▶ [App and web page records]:
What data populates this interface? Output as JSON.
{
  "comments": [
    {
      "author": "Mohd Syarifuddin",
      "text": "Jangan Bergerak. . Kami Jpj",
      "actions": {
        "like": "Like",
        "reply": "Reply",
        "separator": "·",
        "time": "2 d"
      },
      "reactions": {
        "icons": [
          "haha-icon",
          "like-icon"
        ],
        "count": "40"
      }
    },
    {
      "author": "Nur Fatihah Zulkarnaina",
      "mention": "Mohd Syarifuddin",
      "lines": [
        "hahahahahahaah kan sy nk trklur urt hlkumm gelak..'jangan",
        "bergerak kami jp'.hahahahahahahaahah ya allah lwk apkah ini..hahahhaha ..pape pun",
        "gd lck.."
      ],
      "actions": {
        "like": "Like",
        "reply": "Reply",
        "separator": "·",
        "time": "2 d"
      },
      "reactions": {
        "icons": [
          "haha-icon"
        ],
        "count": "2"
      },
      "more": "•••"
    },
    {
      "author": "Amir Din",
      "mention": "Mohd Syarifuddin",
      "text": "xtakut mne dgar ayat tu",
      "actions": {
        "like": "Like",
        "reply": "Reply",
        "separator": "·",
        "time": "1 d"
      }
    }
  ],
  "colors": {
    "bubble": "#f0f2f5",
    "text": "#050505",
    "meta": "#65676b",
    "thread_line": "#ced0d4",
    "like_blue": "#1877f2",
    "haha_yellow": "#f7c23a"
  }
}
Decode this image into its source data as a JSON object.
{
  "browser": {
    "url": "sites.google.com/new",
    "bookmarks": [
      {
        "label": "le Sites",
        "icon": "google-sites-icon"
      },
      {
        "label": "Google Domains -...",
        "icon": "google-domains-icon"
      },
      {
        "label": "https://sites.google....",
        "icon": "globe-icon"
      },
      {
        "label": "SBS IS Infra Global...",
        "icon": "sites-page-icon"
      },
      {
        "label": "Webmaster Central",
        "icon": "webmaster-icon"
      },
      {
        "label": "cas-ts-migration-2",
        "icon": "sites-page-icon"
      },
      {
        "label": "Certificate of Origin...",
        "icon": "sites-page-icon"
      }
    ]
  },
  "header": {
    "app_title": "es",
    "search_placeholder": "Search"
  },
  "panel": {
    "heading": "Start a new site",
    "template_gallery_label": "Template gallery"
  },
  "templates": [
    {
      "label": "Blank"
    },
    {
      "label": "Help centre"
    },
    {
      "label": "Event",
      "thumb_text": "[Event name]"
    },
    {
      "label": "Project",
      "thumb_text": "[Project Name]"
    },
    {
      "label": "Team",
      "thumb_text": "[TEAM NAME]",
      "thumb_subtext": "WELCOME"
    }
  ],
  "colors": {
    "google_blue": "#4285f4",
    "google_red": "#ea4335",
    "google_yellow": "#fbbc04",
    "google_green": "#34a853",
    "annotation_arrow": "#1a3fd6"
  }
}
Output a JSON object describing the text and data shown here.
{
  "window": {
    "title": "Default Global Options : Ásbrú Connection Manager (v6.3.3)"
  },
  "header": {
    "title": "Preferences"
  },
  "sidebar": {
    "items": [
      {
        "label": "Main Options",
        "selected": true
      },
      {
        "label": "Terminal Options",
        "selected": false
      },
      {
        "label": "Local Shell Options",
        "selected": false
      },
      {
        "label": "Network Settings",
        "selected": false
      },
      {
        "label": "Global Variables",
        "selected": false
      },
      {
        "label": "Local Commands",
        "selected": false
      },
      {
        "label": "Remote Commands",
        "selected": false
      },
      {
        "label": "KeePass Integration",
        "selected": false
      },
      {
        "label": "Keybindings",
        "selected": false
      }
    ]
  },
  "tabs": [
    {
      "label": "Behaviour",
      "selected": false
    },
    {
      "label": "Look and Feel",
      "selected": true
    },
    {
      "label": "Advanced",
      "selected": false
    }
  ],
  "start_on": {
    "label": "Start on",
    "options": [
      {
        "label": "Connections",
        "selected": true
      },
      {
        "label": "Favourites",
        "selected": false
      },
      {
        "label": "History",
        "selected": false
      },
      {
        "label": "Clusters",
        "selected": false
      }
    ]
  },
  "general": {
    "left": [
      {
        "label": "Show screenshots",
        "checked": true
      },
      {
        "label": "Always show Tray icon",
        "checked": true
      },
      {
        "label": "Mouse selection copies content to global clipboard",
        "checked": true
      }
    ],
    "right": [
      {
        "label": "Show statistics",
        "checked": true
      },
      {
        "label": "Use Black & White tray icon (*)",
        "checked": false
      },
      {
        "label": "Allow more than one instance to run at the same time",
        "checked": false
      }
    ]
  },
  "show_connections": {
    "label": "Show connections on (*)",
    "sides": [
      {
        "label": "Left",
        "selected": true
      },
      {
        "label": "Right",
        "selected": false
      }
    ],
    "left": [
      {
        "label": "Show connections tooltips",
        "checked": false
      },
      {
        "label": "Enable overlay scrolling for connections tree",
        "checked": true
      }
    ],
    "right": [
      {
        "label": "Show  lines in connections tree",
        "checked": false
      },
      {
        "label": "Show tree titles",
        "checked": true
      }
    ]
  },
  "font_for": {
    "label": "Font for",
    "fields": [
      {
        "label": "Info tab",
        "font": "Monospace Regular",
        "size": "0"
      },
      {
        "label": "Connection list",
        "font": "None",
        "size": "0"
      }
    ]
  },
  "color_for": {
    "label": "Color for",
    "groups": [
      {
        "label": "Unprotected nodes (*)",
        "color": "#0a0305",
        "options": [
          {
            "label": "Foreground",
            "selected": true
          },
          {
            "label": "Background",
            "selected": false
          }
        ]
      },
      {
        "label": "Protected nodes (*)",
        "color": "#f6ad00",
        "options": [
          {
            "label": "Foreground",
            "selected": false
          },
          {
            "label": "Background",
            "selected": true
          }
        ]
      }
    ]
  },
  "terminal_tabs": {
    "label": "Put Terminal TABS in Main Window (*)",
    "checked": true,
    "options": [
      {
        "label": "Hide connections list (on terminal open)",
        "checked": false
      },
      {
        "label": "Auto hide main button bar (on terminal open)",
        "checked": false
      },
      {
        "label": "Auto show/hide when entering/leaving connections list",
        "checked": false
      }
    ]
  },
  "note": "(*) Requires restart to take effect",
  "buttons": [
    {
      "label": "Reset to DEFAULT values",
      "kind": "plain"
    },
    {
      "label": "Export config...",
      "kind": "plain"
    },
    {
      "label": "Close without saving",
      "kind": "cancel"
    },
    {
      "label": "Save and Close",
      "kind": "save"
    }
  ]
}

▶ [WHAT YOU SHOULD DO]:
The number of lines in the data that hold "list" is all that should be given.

▶ [SOLUTION]:
3